Scan the records for the word "Enable". Report each line where it occurs.

•••••

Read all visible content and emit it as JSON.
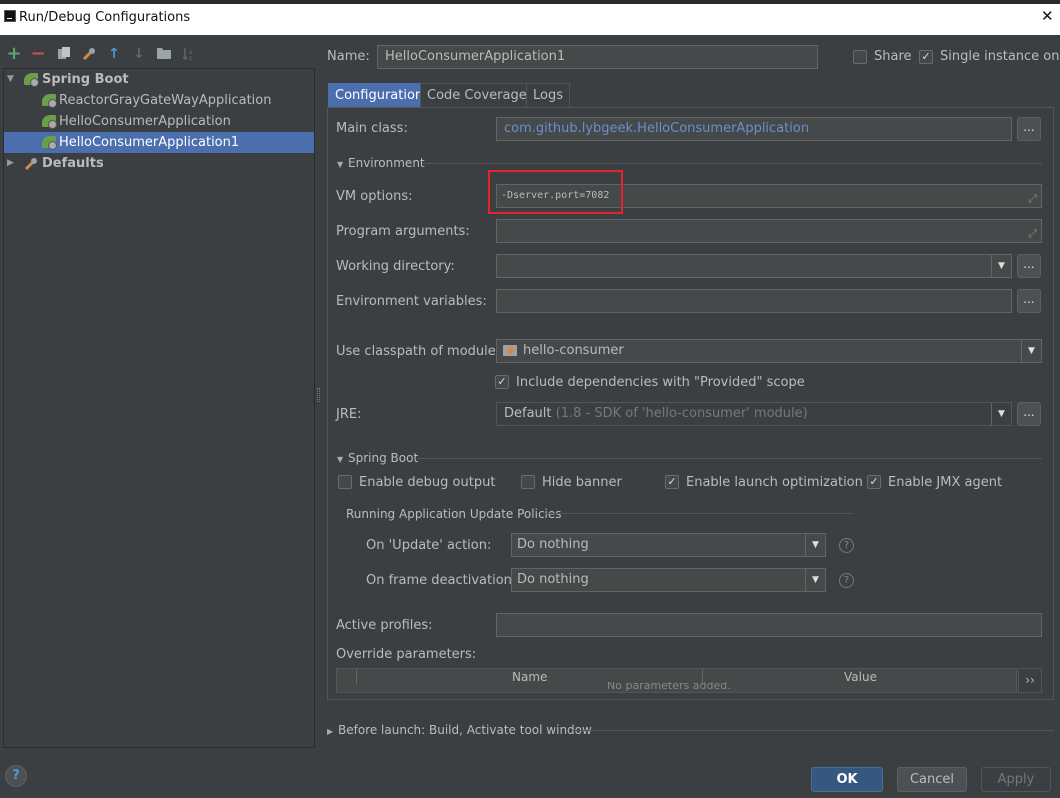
{
  "window": {
    "title": "Run/Debug Configurations"
  },
  "toolbar": {
    "add": "+",
    "remove": "−",
    "copy": "copy",
    "edit": "wrench",
    "move_up": "↑",
    "move_down": "↓",
    "folder": "folder",
    "sort": "sort"
  },
  "tree": {
    "group_label": "Spring Boot",
    "items": [
      {
        "label": "ReactorGrayGateWayApplication"
      },
      {
        "label": "HelloConsumerApplication"
      },
      {
        "label": "HelloConsumerApplication1"
      }
    ],
    "defaults_label": "Defaults"
  },
  "header": {
    "name_label": "Name:",
    "name_value": "HelloConsumerApplication1",
    "share_label": "Share",
    "share_checked": false,
    "single_instance_label": "Single instance only",
    "single_instance_checked": true
  },
  "tabs": [
    {
      "label": "Configuration",
      "active": true
    },
    {
      "label": "Code Coverage",
      "active": false
    },
    {
      "label": "Logs",
      "active": false
    }
  ],
  "config": {
    "main_class_label": "Main class:",
    "main_class_value": "com.github.lybgeek.HelloConsumerApplication",
    "environment_section": "Environment",
    "vm_options_label": "VM options:",
    "vm_options_value": "-Dserver.port=7082",
    "program_args_label": "Program arguments:",
    "program_args_value": "",
    "working_dir_label": "Working directory:",
    "working_dir_value": "",
    "env_vars_label": "Environment variables:",
    "env_vars_value": "",
    "classpath_label": "Use classpath of module:",
    "classpath_value": "hello-consumer",
    "include_deps_label": "Include dependencies with \"Provided\" scope",
    "include_deps_checked": true,
    "jre_label": "JRE:",
    "jre_value": "Default",
    "jre_detail": "(1.8 - SDK of 'hello-consumer' module)",
    "spring_boot_section": "Spring Boot",
    "debug_output_label": "Enable debug output",
    "debug_output_checked": false,
    "hide_banner_label": "Hide banner",
    "hide_banner_checked": false,
    "launch_opt_label": "Enable launch optimization",
    "launch_opt_checked": true,
    "jmx_label": "Enable JMX agent",
    "jmx_checked": true,
    "policies_section": "Running Application Update Policies",
    "on_update_label": "On 'Update' action:",
    "on_update_value": "Do nothing",
    "on_frame_label": "On frame deactivation:",
    "on_frame_value": "Do nothing",
    "active_profiles_label": "Active profiles:",
    "active_profiles_value": "",
    "override_params_label": "Override parameters:",
    "table_columns": [
      "Name",
      "Value"
    ],
    "table_empty_text": "No parameters added."
  },
  "before_launch_label": "Before launch: Build, Activate tool window",
  "buttons": {
    "ok": "OK",
    "cancel": "Cancel",
    "apply": "Apply"
  },
  "colors": {
    "accent": "#4b6eaf",
    "highlight": "#e8222a",
    "background": "#3c3f41"
  }
}
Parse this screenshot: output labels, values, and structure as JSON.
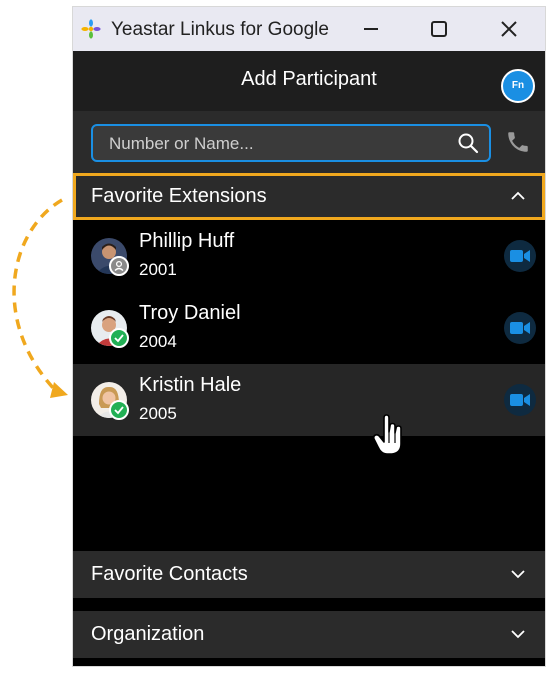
{
  "window": {
    "title": "Yeastar Linkus for Google"
  },
  "header": {
    "title": "Add Participant",
    "avatar_initials": "Fn",
    "avatar_color": "#1a8fe3"
  },
  "search": {
    "placeholder": "Number or Name..."
  },
  "sections": {
    "favorite_extensions": {
      "label": "Favorite Extensions",
      "expanded": true
    },
    "favorite_contacts": {
      "label": "Favorite Contacts",
      "expanded": false
    },
    "organization": {
      "label": "Organization",
      "expanded": false
    }
  },
  "contacts": [
    {
      "name": "Phillip Huff",
      "extension": "2001",
      "status": "offline"
    },
    {
      "name": "Troy Daniel",
      "extension": "2004",
      "status": "online"
    },
    {
      "name": "Kristin Hale",
      "extension": "2005",
      "status": "online"
    }
  ],
  "colors": {
    "highlight": "#f0a81e",
    "accent": "#1a8fe3",
    "online": "#22b055"
  }
}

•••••

The completed task
    "debug_output_label": "Enable debug output",
    "launch_opt_label": "Enable launch optimization",
    "jmx_label": "Enable JMX agent",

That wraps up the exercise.